Form the rag into a ball shape and hold the ends together so that the ball end of the rag is facing down away from your hand. Use a cotton cloth that is as smooth as you can find. A plain white T-shirt is a good example. Keep five or so T-shirt rags available and switch them out when they become saturated.
Dip the rag ball into the can of varnish and allow it to soak for 10 seconds. Start in the middle of the object you are varnishing. Place the rag down and begin making strokes that go with the grain of the wood. Use short strokes at first, then go back over it with longer strokes to even out the varnish.

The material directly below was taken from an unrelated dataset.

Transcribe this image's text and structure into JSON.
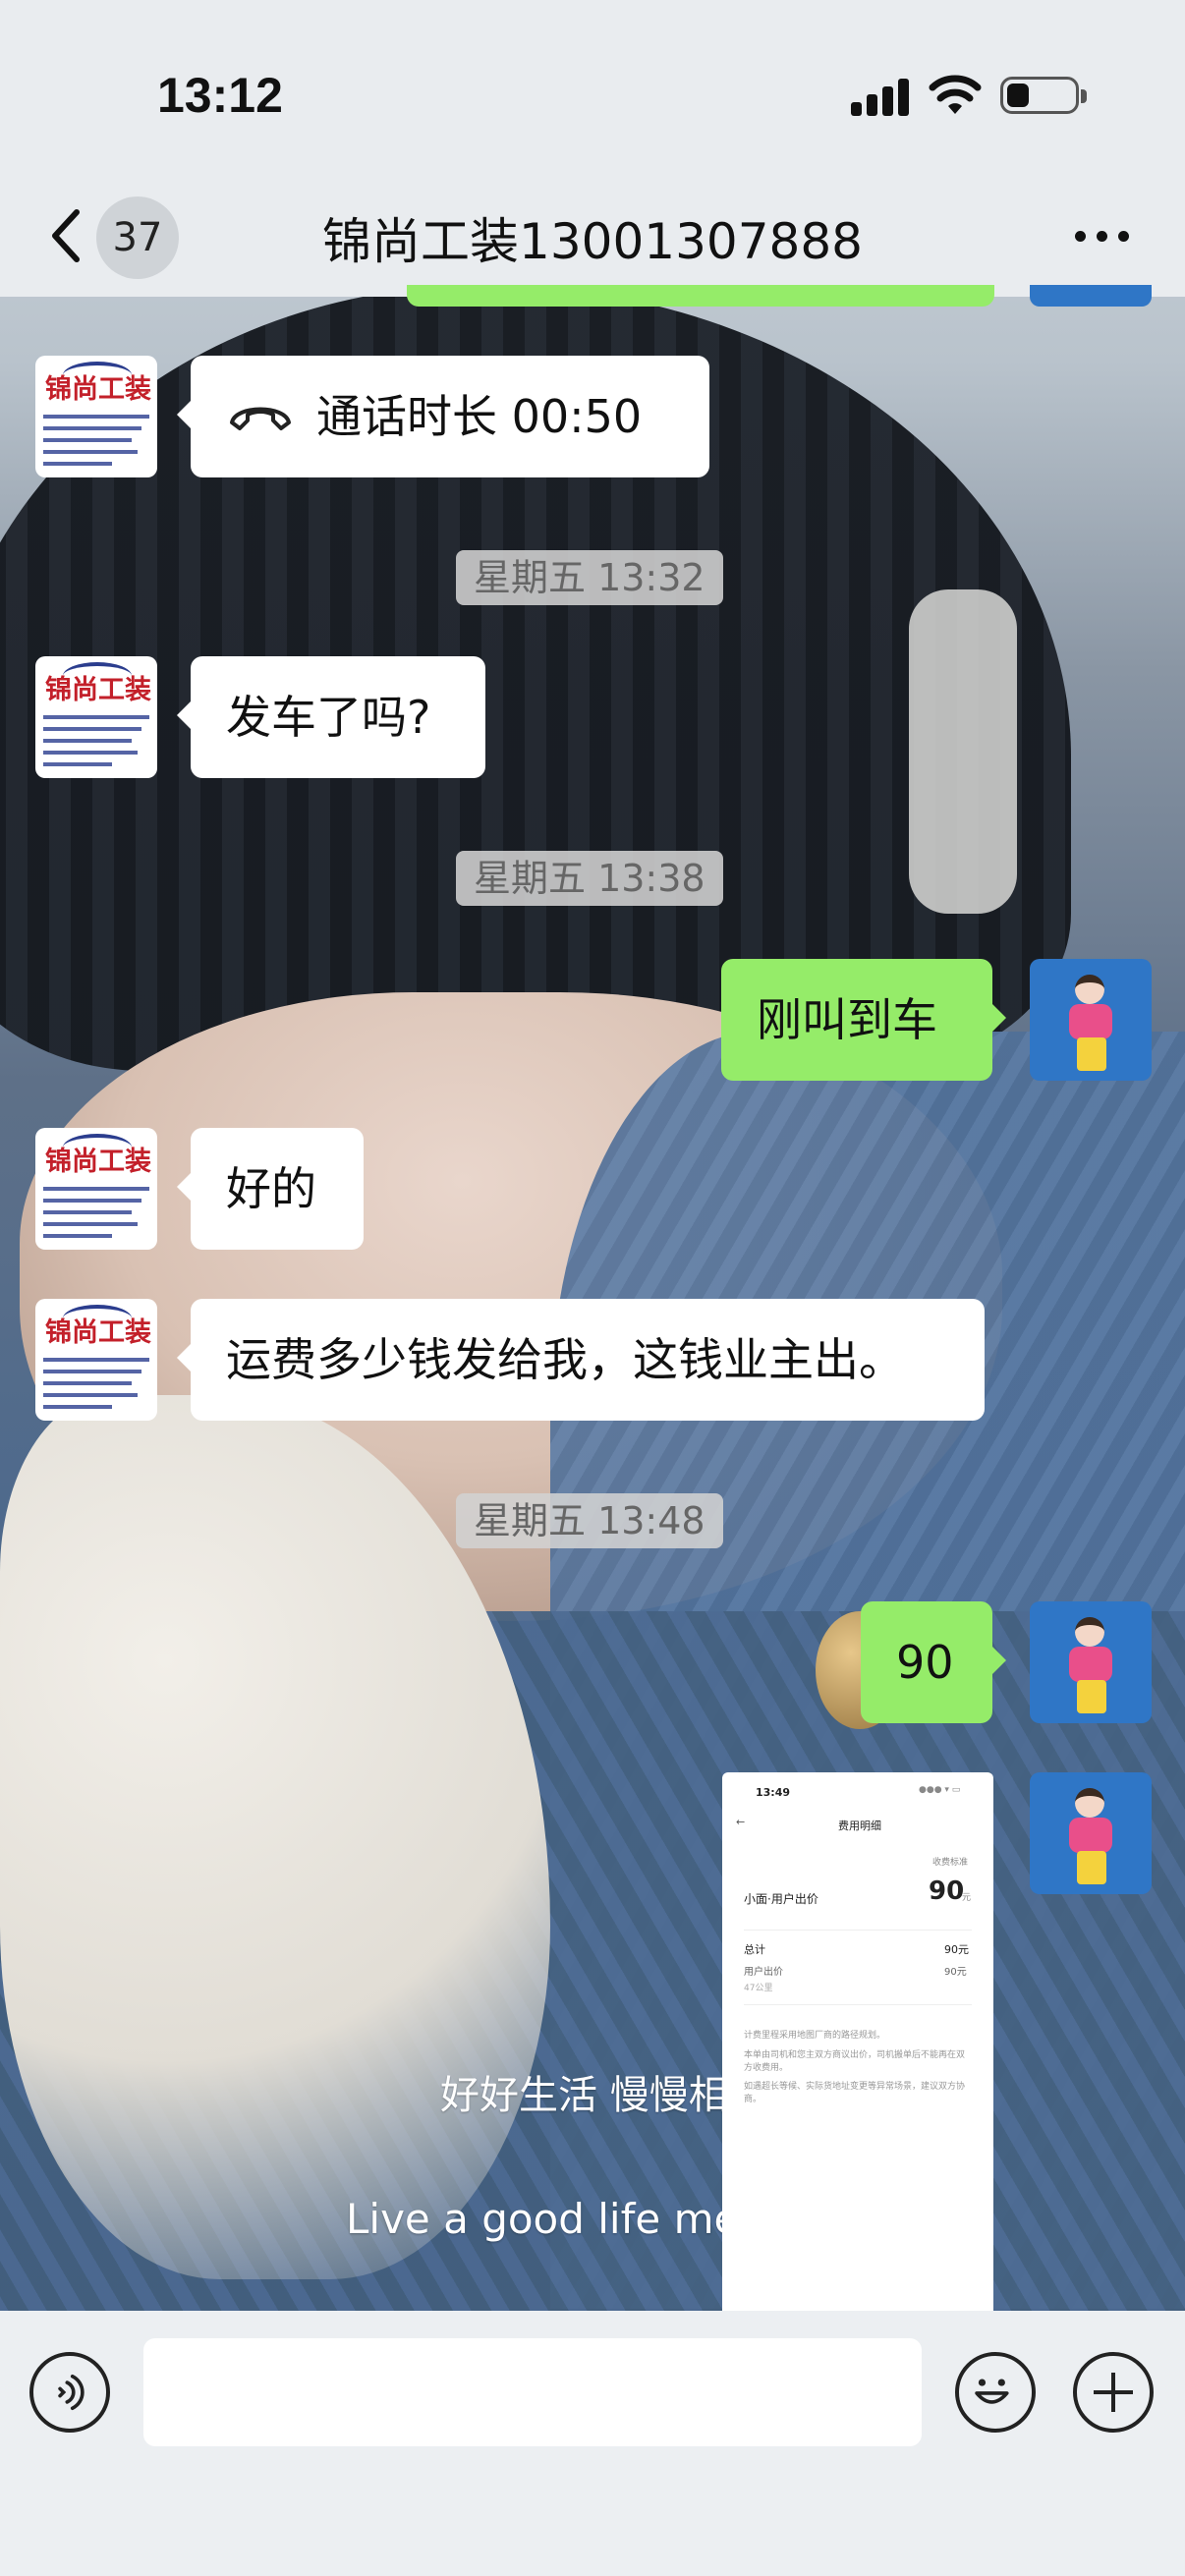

Stroke from the centre to the outside, working your way toward the edges of the object you are varnishing. Squeeze the ball over the can to get excess varnish out of the cloth.
Stroke over any small pools of varnish that might have accumulated near the centre. When you come to the edges of the object, pull the cloth off evenly and quickly to prevent varnish from pooling on the edges.
Brush lightly over the varnish while it is still wet with a cloth that is damp with varnish. Examine the surface and wipe off any drips, sags or runs with a clean, dry cloth.
Keep a dry rag handy for spills and drips. Wearing rubber gloves is a good idea when working with varnish or any other paint or finishing product.
Always work with varnish in a well-ventilated area to prevent being overcome by fumes.